Your assignment
Your copy should match the entries exactly, with no images carried over.

Exercise inputs
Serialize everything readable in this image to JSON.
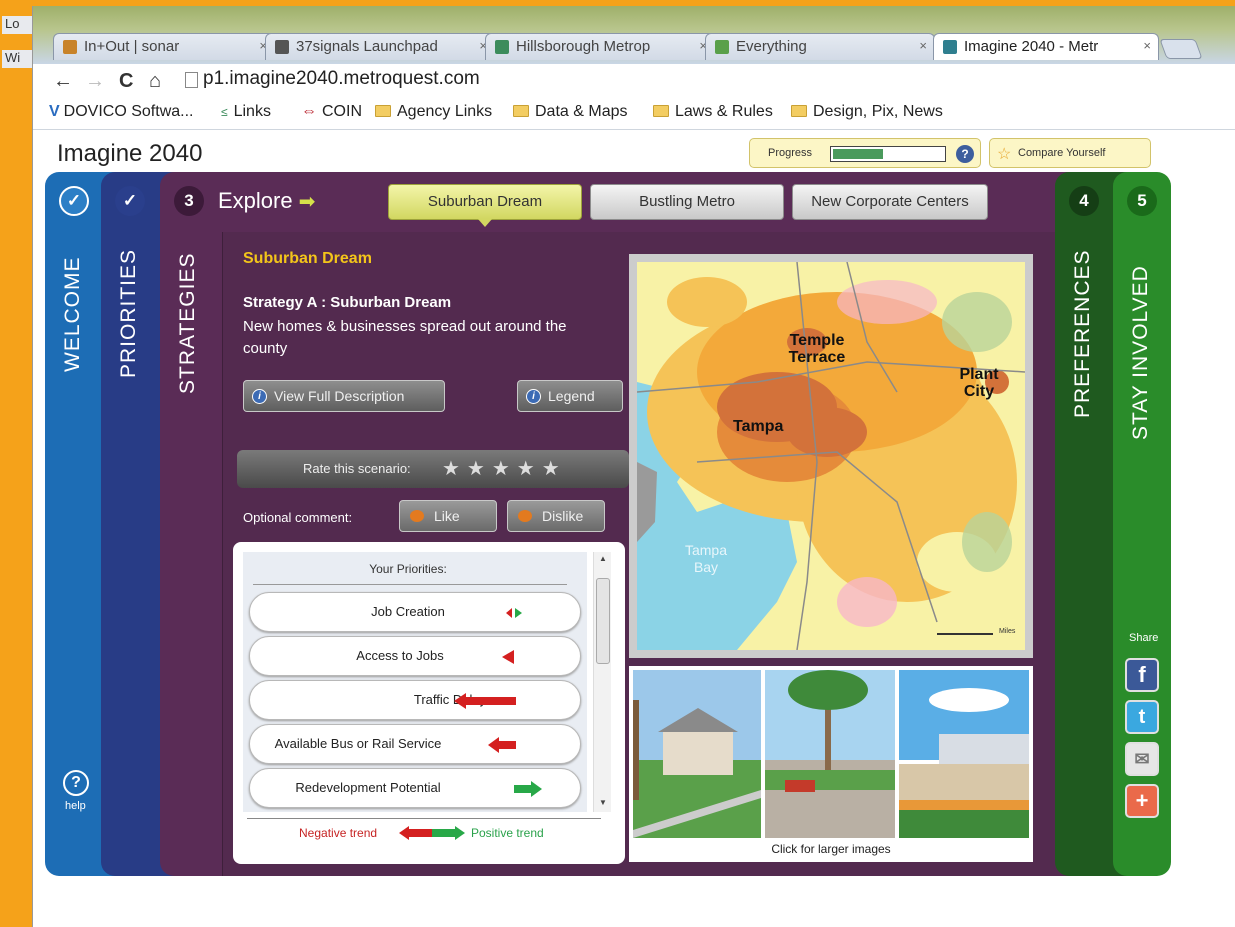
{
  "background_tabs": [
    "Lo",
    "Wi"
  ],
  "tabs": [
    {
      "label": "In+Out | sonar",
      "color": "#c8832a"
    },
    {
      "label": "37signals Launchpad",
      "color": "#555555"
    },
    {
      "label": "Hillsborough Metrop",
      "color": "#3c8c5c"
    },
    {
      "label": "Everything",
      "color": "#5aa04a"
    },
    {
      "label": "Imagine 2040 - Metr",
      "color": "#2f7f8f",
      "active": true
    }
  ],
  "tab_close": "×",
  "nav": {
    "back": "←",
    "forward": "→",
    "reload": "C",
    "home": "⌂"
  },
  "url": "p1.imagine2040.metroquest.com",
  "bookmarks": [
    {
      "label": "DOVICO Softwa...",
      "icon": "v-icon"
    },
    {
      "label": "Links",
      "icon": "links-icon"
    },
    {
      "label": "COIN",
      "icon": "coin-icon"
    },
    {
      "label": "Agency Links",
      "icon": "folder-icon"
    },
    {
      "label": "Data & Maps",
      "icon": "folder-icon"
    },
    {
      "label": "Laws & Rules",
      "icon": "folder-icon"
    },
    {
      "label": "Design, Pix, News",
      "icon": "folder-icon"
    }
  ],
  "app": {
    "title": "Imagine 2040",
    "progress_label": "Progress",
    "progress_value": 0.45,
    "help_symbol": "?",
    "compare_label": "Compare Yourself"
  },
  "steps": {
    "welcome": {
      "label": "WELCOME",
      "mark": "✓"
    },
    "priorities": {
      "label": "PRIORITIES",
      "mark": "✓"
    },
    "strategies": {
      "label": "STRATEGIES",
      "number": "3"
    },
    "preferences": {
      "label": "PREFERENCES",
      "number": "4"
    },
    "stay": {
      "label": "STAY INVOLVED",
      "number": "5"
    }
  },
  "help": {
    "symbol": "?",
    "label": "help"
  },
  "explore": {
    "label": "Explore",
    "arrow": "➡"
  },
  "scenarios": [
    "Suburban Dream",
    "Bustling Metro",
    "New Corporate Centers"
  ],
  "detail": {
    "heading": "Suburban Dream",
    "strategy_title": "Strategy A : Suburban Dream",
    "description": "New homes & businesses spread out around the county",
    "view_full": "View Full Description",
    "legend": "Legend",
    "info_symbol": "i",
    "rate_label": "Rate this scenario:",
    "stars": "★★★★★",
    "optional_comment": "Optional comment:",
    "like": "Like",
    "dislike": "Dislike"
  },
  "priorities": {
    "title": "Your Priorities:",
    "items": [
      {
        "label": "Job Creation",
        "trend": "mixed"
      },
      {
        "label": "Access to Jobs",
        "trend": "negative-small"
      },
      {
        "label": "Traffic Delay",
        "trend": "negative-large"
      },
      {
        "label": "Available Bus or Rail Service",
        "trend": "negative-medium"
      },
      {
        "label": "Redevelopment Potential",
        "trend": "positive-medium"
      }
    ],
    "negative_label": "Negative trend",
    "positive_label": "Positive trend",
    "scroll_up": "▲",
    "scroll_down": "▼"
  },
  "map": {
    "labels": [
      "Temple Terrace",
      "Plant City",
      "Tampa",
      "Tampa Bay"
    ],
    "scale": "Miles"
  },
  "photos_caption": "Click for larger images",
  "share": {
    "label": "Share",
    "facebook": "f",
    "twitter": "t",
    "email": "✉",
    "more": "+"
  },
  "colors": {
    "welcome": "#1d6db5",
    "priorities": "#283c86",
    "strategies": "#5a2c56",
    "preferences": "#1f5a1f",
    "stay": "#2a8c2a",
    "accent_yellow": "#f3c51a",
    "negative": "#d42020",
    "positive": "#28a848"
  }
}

Result of the task
Serialize everything readable in this image to JSON.
{
  "background_tabs": [
    "Lo",
    "Wi"
  ],
  "tabs": [
    {
      "label": "In+Out | sonar",
      "color": "#c8832a"
    },
    {
      "label": "37signals Launchpad",
      "color": "#555555"
    },
    {
      "label": "Hillsborough Metrop",
      "color": "#3c8c5c"
    },
    {
      "label": "Everything",
      "color": "#5aa04a"
    },
    {
      "label": "Imagine 2040 - Metr",
      "color": "#2f7f8f",
      "active": true
    }
  ],
  "tab_close": "×",
  "nav": {
    "back": "←",
    "forward": "→",
    "reload": "C",
    "home": "⌂"
  },
  "url": "p1.imagine2040.metroquest.com",
  "bookmarks": [
    {
      "label": "DOVICO Softwa...",
      "icon": "v-icon"
    },
    {
      "label": "Links",
      "icon": "links-icon"
    },
    {
      "label": "COIN",
      "icon": "coin-icon"
    },
    {
      "label": "Agency Links",
      "icon": "folder-icon"
    },
    {
      "label": "Data & Maps",
      "icon": "folder-icon"
    },
    {
      "label": "Laws & Rules",
      "icon": "folder-icon"
    },
    {
      "label": "Design, Pix, News",
      "icon": "folder-icon"
    }
  ],
  "app": {
    "title": "Imagine 2040",
    "progress_label": "Progress",
    "progress_value": 0.45,
    "help_symbol": "?",
    "compare_label": "Compare Yourself"
  },
  "steps": {
    "welcome": {
      "label": "WELCOME",
      "mark": "✓"
    },
    "priorities": {
      "label": "PRIORITIES",
      "mark": "✓"
    },
    "strategies": {
      "label": "STRATEGIES",
      "number": "3"
    },
    "preferences": {
      "label": "PREFERENCES",
      "number": "4"
    },
    "stay": {
      "label": "STAY INVOLVED",
      "number": "5"
    }
  },
  "help": {
    "symbol": "?",
    "label": "help"
  },
  "explore": {
    "label": "Explore",
    "arrow": "➡"
  },
  "scenarios": [
    "Suburban Dream",
    "Bustling Metro",
    "New Corporate Centers"
  ],
  "detail": {
    "heading": "Suburban Dream",
    "strategy_title": "Strategy A : Suburban Dream",
    "description": "New homes & businesses spread out around the county",
    "view_full": "View Full Description",
    "legend": "Legend",
    "info_symbol": "i",
    "rate_label": "Rate this scenario:",
    "stars": "★★★★★",
    "optional_comment": "Optional comment:",
    "like": "Like",
    "dislike": "Dislike"
  },
  "priorities": {
    "title": "Your Priorities:",
    "items": [
      {
        "label": "Job Creation",
        "trend": "mixed"
      },
      {
        "label": "Access to Jobs",
        "trend": "negative-small"
      },
      {
        "label": "Traffic Delay",
        "trend": "negative-large"
      },
      {
        "label": "Available Bus or Rail Service",
        "trend": "negative-medium"
      },
      {
        "label": "Redevelopment Potential",
        "trend": "positive-medium"
      }
    ],
    "negative_label": "Negative trend",
    "positive_label": "Positive trend",
    "scroll_up": "▲",
    "scroll_down": "▼"
  },
  "map": {
    "labels": [
      "Temple Terrace",
      "Plant City",
      "Tampa",
      "Tampa Bay"
    ],
    "scale": "Miles"
  },
  "photos_caption": "Click for larger images",
  "share": {
    "label": "Share",
    "facebook": "f",
    "twitter": "t",
    "email": "✉",
    "more": "+"
  },
  "colors": {
    "welcome": "#1d6db5",
    "priorities": "#283c86",
    "strategies": "#5a2c56",
    "preferences": "#1f5a1f",
    "stay": "#2a8c2a",
    "accent_yellow": "#f3c51a",
    "negative": "#d42020",
    "positive": "#28a848"
  }
}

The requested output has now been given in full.